#### SUPPLIED MATERIAL:
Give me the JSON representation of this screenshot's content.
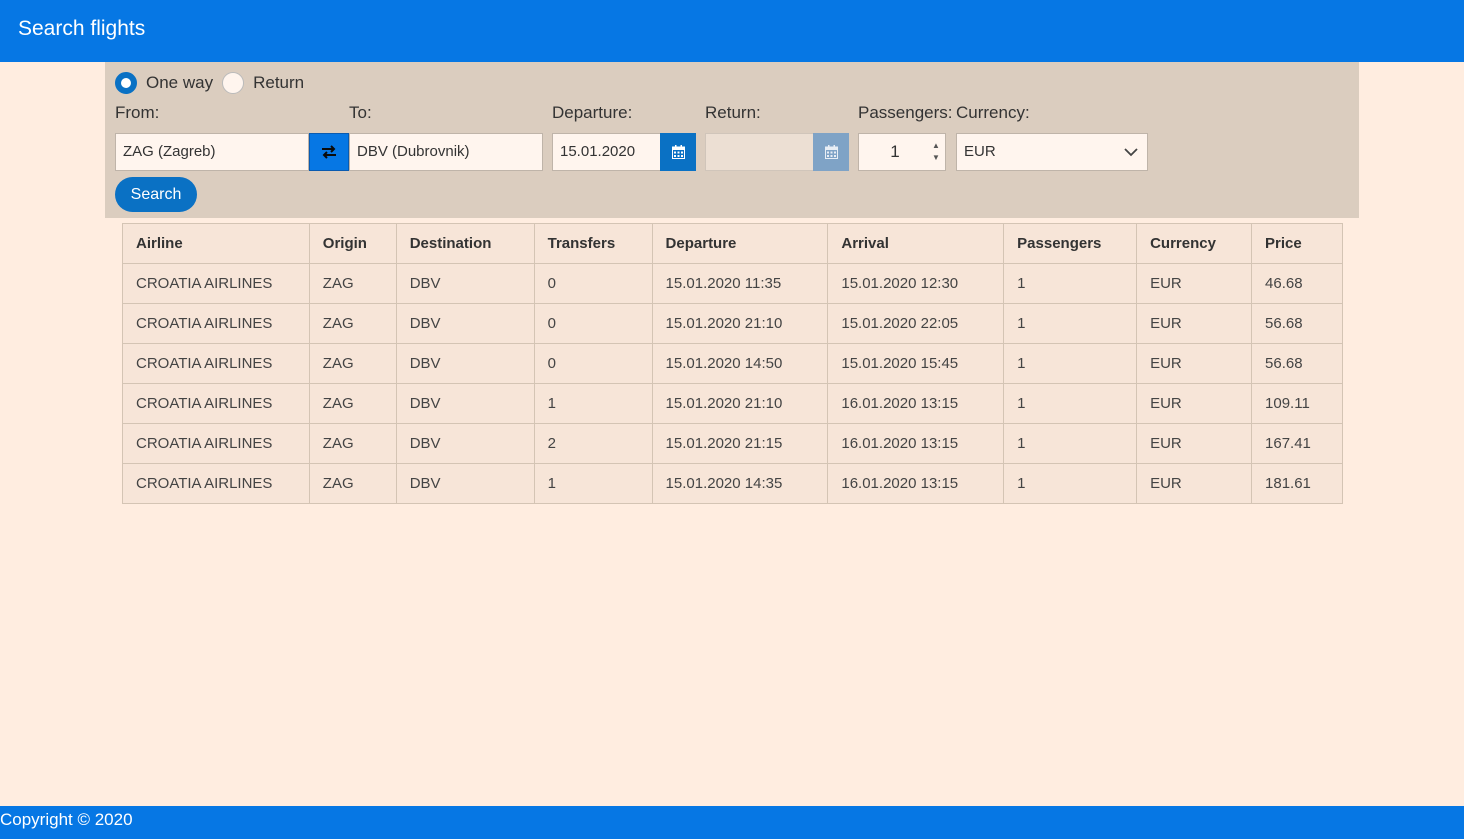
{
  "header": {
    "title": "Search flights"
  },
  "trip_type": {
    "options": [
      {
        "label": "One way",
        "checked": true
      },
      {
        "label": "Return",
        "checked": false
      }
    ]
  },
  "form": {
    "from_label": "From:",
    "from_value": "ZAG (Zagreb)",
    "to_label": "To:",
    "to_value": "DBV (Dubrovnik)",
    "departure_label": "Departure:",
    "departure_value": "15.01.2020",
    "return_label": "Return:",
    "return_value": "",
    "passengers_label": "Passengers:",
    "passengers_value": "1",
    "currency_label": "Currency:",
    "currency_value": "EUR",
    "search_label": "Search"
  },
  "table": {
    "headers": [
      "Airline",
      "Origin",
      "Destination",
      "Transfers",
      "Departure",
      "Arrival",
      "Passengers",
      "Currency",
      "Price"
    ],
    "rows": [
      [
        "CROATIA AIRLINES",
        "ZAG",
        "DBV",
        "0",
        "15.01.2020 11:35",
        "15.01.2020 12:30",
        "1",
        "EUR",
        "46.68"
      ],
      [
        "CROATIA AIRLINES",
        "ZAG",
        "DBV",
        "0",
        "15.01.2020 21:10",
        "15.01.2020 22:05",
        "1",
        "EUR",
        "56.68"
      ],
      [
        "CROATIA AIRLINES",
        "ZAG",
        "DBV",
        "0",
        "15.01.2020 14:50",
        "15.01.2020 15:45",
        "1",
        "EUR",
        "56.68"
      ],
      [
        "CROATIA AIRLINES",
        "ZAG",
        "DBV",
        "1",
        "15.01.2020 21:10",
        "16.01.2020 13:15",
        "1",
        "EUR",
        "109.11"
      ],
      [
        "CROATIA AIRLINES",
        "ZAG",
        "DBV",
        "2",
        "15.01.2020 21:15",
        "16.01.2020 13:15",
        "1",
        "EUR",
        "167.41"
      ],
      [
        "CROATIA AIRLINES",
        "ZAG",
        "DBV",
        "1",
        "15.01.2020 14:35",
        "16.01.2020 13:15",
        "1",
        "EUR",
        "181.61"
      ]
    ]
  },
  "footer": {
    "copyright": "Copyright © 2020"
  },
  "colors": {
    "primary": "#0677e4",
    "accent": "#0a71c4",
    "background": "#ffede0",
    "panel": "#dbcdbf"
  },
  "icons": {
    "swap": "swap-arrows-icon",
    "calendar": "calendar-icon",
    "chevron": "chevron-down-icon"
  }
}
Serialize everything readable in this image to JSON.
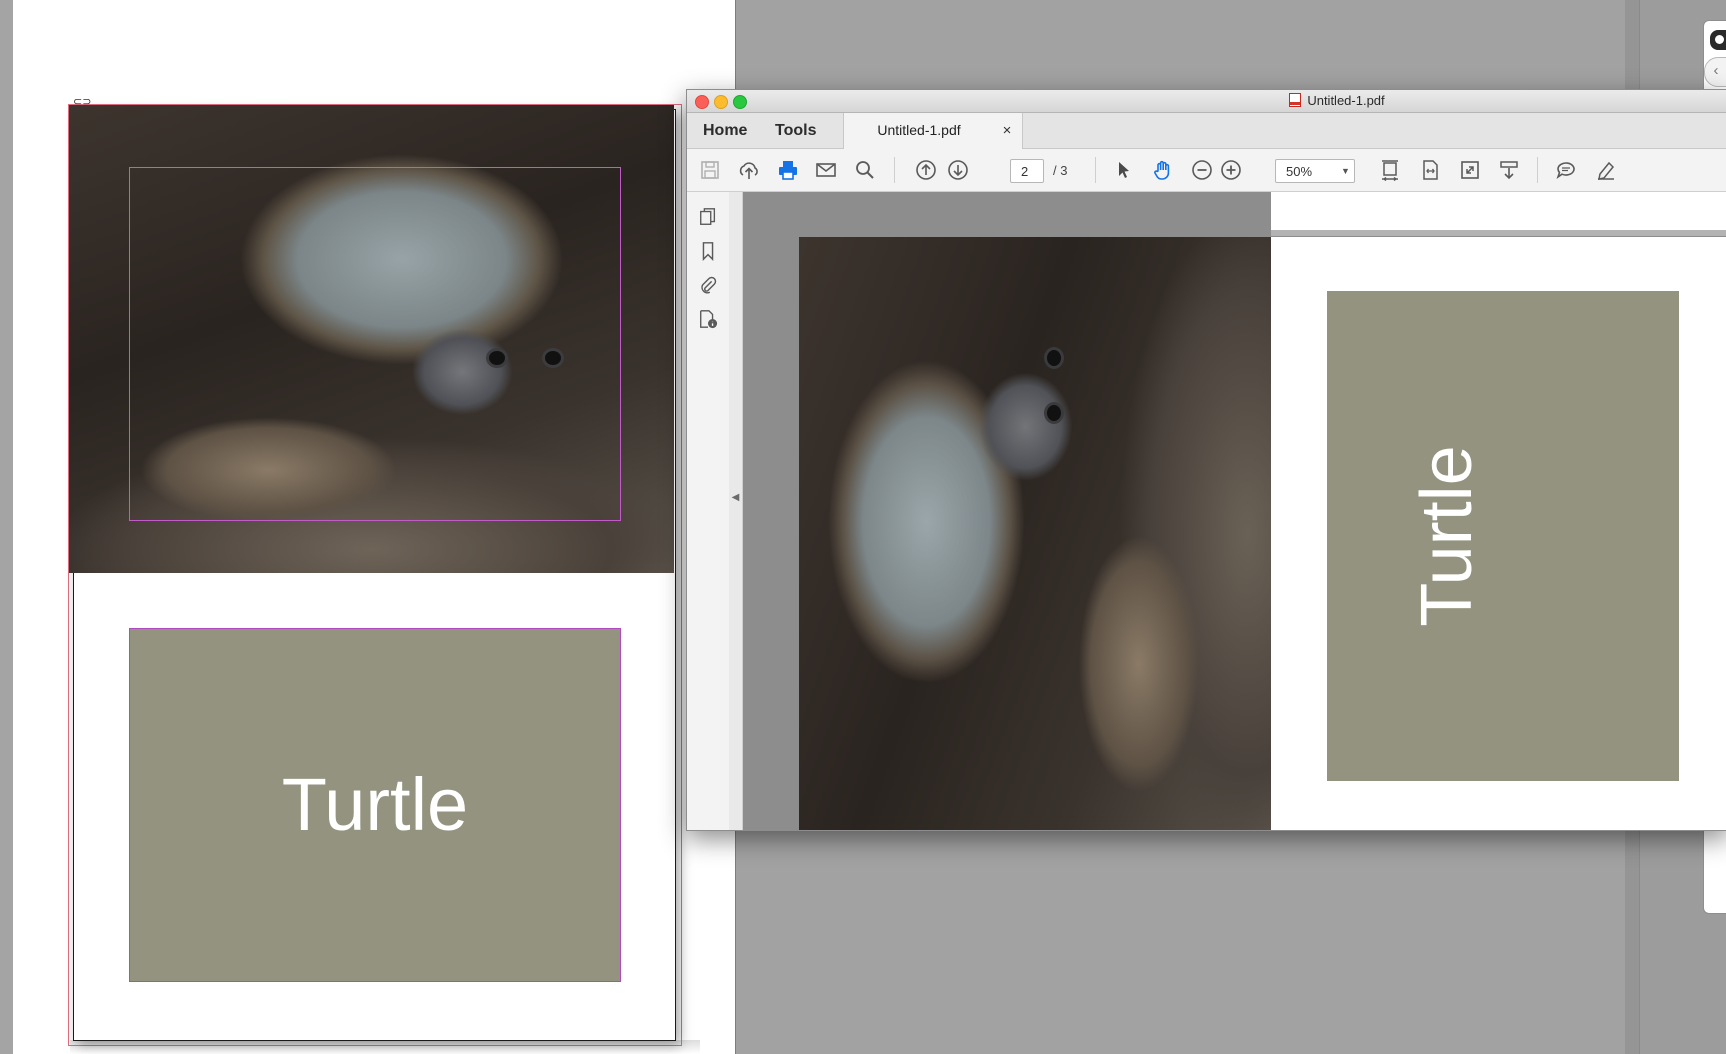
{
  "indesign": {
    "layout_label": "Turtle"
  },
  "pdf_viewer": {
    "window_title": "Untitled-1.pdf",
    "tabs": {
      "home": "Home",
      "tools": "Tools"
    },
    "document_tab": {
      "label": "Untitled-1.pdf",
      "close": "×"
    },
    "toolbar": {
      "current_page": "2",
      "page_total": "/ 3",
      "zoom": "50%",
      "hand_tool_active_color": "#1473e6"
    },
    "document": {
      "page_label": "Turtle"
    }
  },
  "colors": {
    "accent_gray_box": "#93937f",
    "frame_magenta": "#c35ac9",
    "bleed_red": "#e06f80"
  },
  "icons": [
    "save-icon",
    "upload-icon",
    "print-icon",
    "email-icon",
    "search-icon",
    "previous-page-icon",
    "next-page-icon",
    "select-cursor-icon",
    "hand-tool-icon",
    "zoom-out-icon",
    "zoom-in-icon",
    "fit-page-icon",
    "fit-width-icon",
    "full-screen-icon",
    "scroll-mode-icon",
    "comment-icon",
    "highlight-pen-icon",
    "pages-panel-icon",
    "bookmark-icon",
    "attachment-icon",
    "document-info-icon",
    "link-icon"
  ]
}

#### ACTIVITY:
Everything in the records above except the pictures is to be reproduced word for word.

#### PROBLEM SOLUTION:
Give me the JSON representation of this screenshot's content.
{
  "header": {
    "title": "Search flights"
  },
  "trip_type": {
    "options": [
      {
        "label": "One way",
        "checked": true
      },
      {
        "label": "Return",
        "checked": false
      }
    ]
  },
  "form": {
    "from_label": "From:",
    "from_value": "ZAG (Zagreb)",
    "to_label": "To:",
    "to_value": "DBV (Dubrovnik)",
    "departure_label": "Departure:",
    "departure_value": "15.01.2020",
    "return_label": "Return:",
    "return_value": "",
    "passengers_label": "Passengers:",
    "passengers_value": "1",
    "currency_label": "Currency:",
    "currency_value": "EUR",
    "search_label": "Search"
  },
  "table": {
    "headers": [
      "Airline",
      "Origin",
      "Destination",
      "Transfers",
      "Departure",
      "Arrival",
      "Passengers",
      "Currency",
      "Price"
    ],
    "rows": [
      [
        "CROATIA AIRLINES",
        "ZAG",
        "DBV",
        "0",
        "15.01.2020 11:35",
        "15.01.2020 12:30",
        "1",
        "EUR",
        "46.68"
      ],
      [
        "CROATIA AIRLINES",
        "ZAG",
        "DBV",
        "0",
        "15.01.2020 21:10",
        "15.01.2020 22:05",
        "1",
        "EUR",
        "56.68"
      ],
      [
        "CROATIA AIRLINES",
        "ZAG",
        "DBV",
        "0",
        "15.01.2020 14:50",
        "15.01.2020 15:45",
        "1",
        "EUR",
        "56.68"
      ],
      [
        "CROATIA AIRLINES",
        "ZAG",
        "DBV",
        "1",
        "15.01.2020 21:10",
        "16.01.2020 13:15",
        "1",
        "EUR",
        "109.11"
      ],
      [
        "CROATIA AIRLINES",
        "ZAG",
        "DBV",
        "2",
        "15.01.2020 21:15",
        "16.01.2020 13:15",
        "1",
        "EUR",
        "167.41"
      ],
      [
        "CROATIA AIRLINES",
        "ZAG",
        "DBV",
        "1",
        "15.01.2020 14:35",
        "16.01.2020 13:15",
        "1",
        "EUR",
        "181.61"
      ]
    ]
  },
  "footer": {
    "copyright": "Copyright © 2020"
  },
  "colors": {
    "primary": "#0677e4",
    "accent": "#0a71c4",
    "background": "#ffede0",
    "panel": "#dbcdbf"
  },
  "icons": {
    "swap": "swap-arrows-icon",
    "calendar": "calendar-icon",
    "chevron": "chevron-down-icon"
  }
}
Serialize everything readable in this image to JSON.
{
  "indesign": {
    "layout_label": "Turtle"
  },
  "pdf_viewer": {
    "window_title": "Untitled-1.pdf",
    "tabs": {
      "home": "Home",
      "tools": "Tools"
    },
    "document_tab": {
      "label": "Untitled-1.pdf",
      "close": "×"
    },
    "toolbar": {
      "current_page": "2",
      "page_total": "/ 3",
      "zoom": "50%",
      "hand_tool_active_color": "#1473e6"
    },
    "document": {
      "page_label": "Turtle"
    }
  },
  "colors": {
    "accent_gray_box": "#93937f",
    "frame_magenta": "#c35ac9",
    "bleed_red": "#e06f80"
  },
  "icons": [
    "save-icon",
    "upload-icon",
    "print-icon",
    "email-icon",
    "search-icon",
    "previous-page-icon",
    "next-page-icon",
    "select-cursor-icon",
    "hand-tool-icon",
    "zoom-out-icon",
    "zoom-in-icon",
    "fit-page-icon",
    "fit-width-icon",
    "full-screen-icon",
    "scroll-mode-icon",
    "comment-icon",
    "highlight-pen-icon",
    "pages-panel-icon",
    "bookmark-icon",
    "attachment-icon",
    "document-info-icon",
    "link-icon"
  ]
}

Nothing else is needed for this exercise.